The ambitious plans for a Sussex Bay Marine Park and overwhelming support for kelp restoration are clear examples of how Adur & Worthing Councils are delivering on the Climate Assembly recommendations.
Last year, a representative group of more than 40 Adur and Worthing residents were randomly selected and brought together by the Councils, to identify ways to work together to tackle climate change and support our places to thrive.
Supporting the restoration of kelp off our local coast was one of 18 Adur & Worthing Climate Assembly recommendations, which were noted and approved by senior councillors earlier this year.
Now that work and the restoration of the kelp forest is a focus of the latest SustainableAW magazine produced by Councils to showcase efforts by officers and the wider community to introduce climate change tackling measures in our places.
The Assembly recommendation on kelp fell into the wider theme of green spaces and biodiversity, which also includes recommendations on rewilding parks and open spaces and increasing local community food growing.
As previously reported, the Councils are set to become the first local authorities in the UK to lease the seabed off their coast from the Queen, in a pioneering project to invest in climate change measures and restore marine habitat.
Plans for a Sussex Bay Marine Park along the entire county coast, east and west, would protect vital marine life, restore estuary habitat and even create a destination for eco tourism.
The move will support the restoration of natural kelp, of which there are three smaller species on the Sussex coast.
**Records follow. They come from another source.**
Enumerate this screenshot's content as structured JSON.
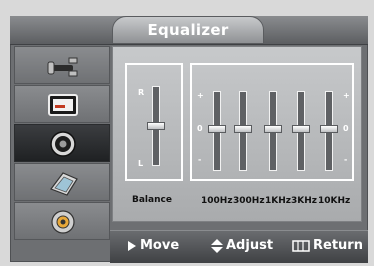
{
  "title": "Equalizer",
  "sidebar": {
    "items": [
      {
        "icon": "plug-icon"
      },
      {
        "icon": "picture-icon"
      },
      {
        "icon": "speaker-icon"
      },
      {
        "icon": "channel-icon"
      },
      {
        "icon": "gear-icon"
      }
    ]
  },
  "balance": {
    "label": "Balance",
    "top_label": "R",
    "bottom_label": "L",
    "value": 0.5
  },
  "equalizer": {
    "plus_label": "+",
    "zero_label": "0",
    "minus_label": "-",
    "bands": [
      {
        "label": "100Hz",
        "value": 0
      },
      {
        "label": "300Hz",
        "value": 0
      },
      {
        "label": "1KHz",
        "value": 0
      },
      {
        "label": "3KHz",
        "value": 0
      },
      {
        "label": "10KHz",
        "value": 0
      }
    ]
  },
  "footer": {
    "move": "Move",
    "adjust": "Adjust",
    "return": "Return"
  }
}
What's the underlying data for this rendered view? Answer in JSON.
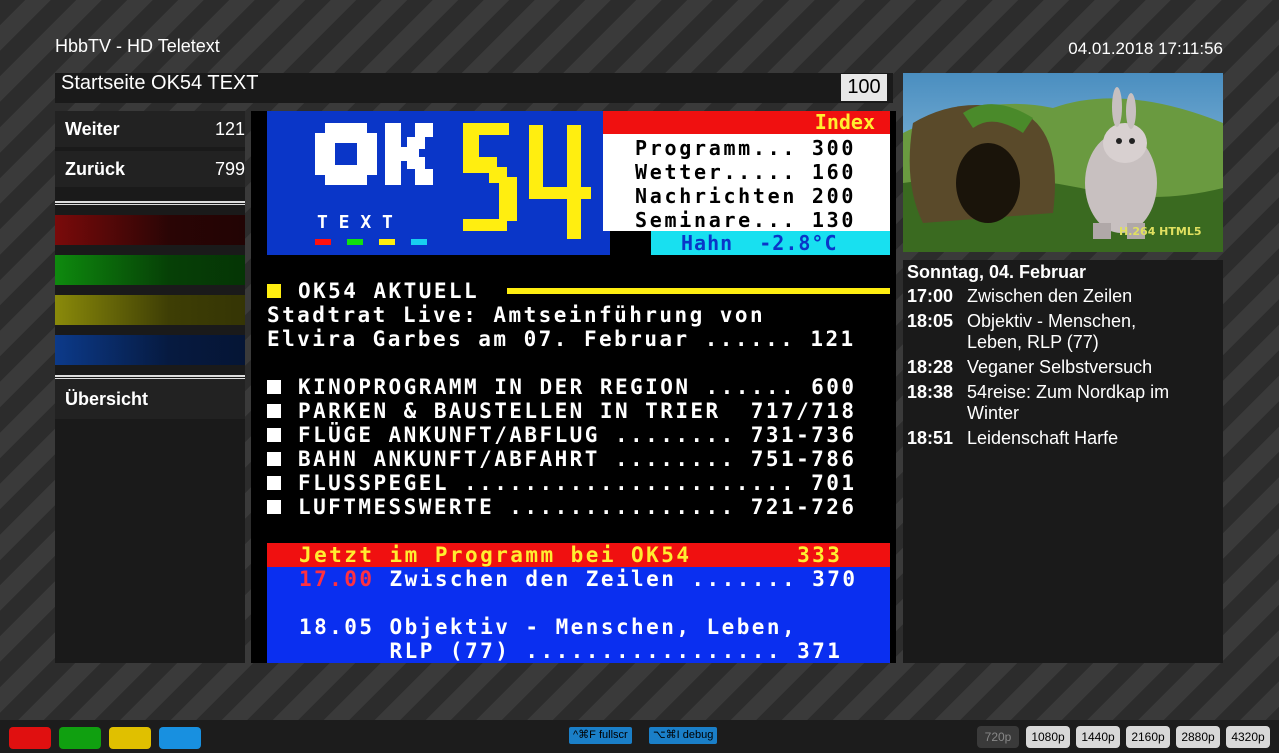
{
  "app": {
    "title": "HbbTV - HD Teletext",
    "clock": "04.01.2018 17:11:56"
  },
  "pagebar": {
    "title": "Startseite OK54 TEXT",
    "page_number": "100"
  },
  "nav": {
    "weiter": {
      "label": "Weiter",
      "page": "121"
    },
    "zurueck": {
      "label": "Zurück",
      "page": "799"
    },
    "uebersicht": "Übersicht"
  },
  "colors": {
    "red": "#e01010",
    "green": "#10a010",
    "yellow": "#e0c000",
    "blue": "#1890e0"
  },
  "teletext": {
    "logo_text": "T E X T",
    "index": {
      "header": "Index",
      "rows": [
        "Programm... 300",
        "Wetter..... 160",
        "Nachrichten 200",
        "Seminare... 130"
      ]
    },
    "weather": "Hahn  -2.8°C",
    "aktuell": {
      "heading": "OK54 AKTUELL",
      "line1": "Stadtrat Live: Amtseinführung von",
      "line2": "Elvira Garbes am 07. Februar ...... 121"
    },
    "links": [
      "KINOPROGRAMM IN DER REGION ...... 600",
      "PARKEN & BAUSTELLEN IN TRIER  717/718",
      "FLÜGE ANKUNFT/ABFLUG ........ 731-736",
      "BAHN ANKUNFT/ABFAHRT ........ 751-786",
      "FLUSSPEGEL ...................... 701",
      "LUFTMESSWERTE ............... 721-726"
    ],
    "program": {
      "header": "Jetzt im Programm bei OK54       333",
      "row1_time": "17.00",
      "row1_text": " Zwischen den Zeilen ....... 370",
      "row2": "18.05 Objektiv - Menschen, Leben,",
      "row3": "      RLP (77) ................. 371"
    }
  },
  "video": {
    "watermark": "H.264 HTML5"
  },
  "epg": {
    "date": "Sonntag, 04. Februar",
    "items": [
      {
        "time": "17:00",
        "title": "Zwischen den Zeilen"
      },
      {
        "time": "18:05",
        "title": "Objektiv - Menschen, Leben, RLP (77)"
      },
      {
        "time": "18:28",
        "title": "Veganer Selbstversuch"
      },
      {
        "time": "18:38",
        "title": "54reise: Zum Nordkap im Winter"
      },
      {
        "time": "18:51",
        "title": "Leidenschaft Harfe"
      }
    ]
  },
  "bottom": {
    "fullscreen_key": "^⌘F",
    "fullscreen_label": "fullscr",
    "debug_key": "⌥⌘I",
    "debug_label": "debug",
    "resolutions": [
      "720p",
      "1080p",
      "1440p",
      "2160p",
      "2880p",
      "4320p"
    ]
  }
}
All of them are ecosystem engineers, which provides food, shelter and crucial habitats for marine life, including juvenile fish.
If fully restored a kelp forest off the Sussex Coast could capture the carbon emissions equivalent to 66 million miles driven in a family diesel or the carbon emissions of 7,235 homes.